#### PROBLEM TO SOLVE
When a line in the entries contains the word "точка", copy that line in full.

#### Component data from apps and pages
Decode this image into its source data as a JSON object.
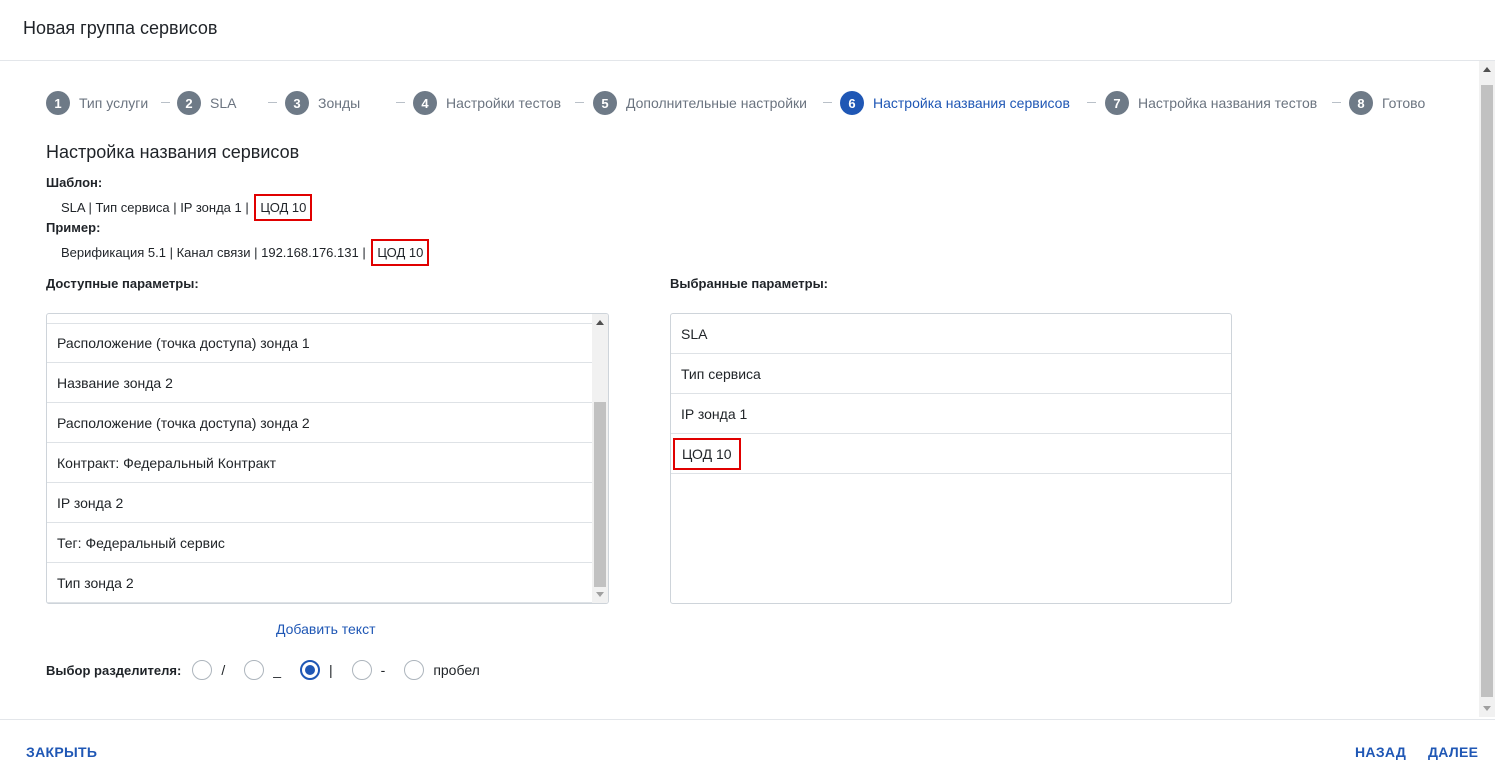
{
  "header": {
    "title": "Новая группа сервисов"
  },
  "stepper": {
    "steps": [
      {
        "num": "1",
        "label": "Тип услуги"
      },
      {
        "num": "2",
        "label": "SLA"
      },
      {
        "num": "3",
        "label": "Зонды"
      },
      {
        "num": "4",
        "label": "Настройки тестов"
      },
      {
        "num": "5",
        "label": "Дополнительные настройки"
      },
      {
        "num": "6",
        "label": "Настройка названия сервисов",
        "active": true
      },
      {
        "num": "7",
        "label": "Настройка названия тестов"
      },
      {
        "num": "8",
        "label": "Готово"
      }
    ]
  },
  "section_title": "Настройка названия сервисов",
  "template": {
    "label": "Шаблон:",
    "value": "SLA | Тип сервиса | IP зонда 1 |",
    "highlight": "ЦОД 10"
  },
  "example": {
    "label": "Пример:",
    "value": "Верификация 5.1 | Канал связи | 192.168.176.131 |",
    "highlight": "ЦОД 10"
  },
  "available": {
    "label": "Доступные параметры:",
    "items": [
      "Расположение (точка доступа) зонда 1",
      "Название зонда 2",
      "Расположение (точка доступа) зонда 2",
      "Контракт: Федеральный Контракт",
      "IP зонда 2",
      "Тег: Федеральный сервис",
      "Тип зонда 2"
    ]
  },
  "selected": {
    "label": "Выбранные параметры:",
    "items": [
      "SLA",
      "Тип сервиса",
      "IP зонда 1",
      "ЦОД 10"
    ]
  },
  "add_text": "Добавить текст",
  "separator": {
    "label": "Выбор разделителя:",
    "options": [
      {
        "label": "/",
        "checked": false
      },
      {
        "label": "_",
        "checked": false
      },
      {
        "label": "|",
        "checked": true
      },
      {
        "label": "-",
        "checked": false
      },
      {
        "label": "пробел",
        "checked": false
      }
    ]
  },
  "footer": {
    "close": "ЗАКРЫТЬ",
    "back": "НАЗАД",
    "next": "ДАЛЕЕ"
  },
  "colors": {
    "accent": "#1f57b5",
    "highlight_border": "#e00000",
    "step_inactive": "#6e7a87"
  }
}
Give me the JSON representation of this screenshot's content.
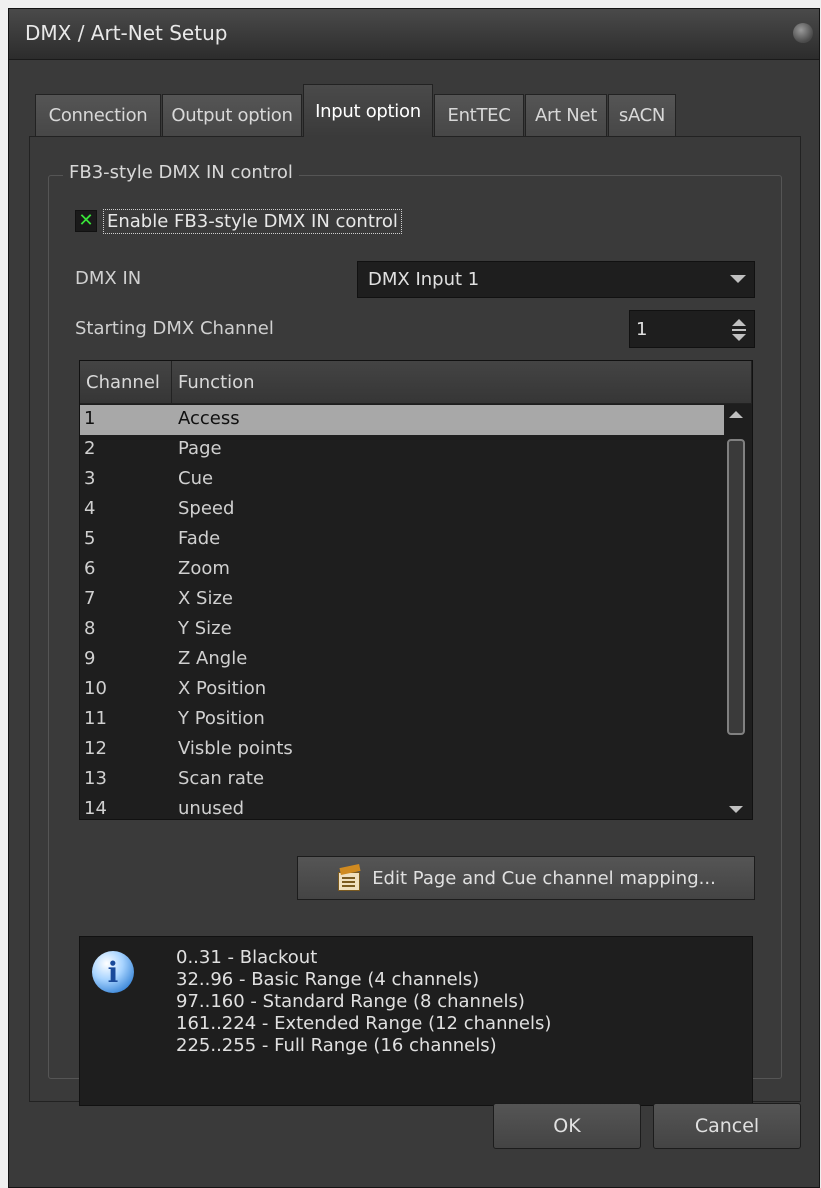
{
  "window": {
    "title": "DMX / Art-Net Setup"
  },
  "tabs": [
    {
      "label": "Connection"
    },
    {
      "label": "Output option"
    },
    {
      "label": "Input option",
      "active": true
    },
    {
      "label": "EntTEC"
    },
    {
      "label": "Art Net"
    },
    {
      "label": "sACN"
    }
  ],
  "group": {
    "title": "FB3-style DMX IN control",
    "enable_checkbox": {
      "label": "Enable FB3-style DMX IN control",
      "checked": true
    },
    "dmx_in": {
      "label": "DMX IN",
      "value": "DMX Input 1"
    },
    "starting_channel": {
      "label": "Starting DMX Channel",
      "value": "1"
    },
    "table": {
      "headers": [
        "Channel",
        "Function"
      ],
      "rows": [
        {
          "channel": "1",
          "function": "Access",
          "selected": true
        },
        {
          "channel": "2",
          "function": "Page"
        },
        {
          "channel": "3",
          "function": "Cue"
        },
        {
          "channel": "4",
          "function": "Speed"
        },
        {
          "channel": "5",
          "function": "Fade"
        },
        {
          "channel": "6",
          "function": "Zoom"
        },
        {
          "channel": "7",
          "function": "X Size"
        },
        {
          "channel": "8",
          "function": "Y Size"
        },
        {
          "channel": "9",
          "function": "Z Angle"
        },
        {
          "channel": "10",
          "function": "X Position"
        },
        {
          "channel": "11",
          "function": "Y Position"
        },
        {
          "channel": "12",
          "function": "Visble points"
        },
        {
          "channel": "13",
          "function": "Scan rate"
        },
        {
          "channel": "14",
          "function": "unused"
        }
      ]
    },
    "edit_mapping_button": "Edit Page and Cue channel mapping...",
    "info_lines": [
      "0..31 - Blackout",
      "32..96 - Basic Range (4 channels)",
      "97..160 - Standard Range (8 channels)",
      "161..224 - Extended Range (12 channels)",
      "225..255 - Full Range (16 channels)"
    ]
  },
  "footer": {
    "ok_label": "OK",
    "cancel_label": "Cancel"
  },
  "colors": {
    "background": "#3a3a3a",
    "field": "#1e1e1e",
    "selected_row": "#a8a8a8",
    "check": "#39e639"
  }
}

#### RESULT
      "Расположение (точка доступа) зонда 1",
      "Расположение (точка доступа) зонда 2",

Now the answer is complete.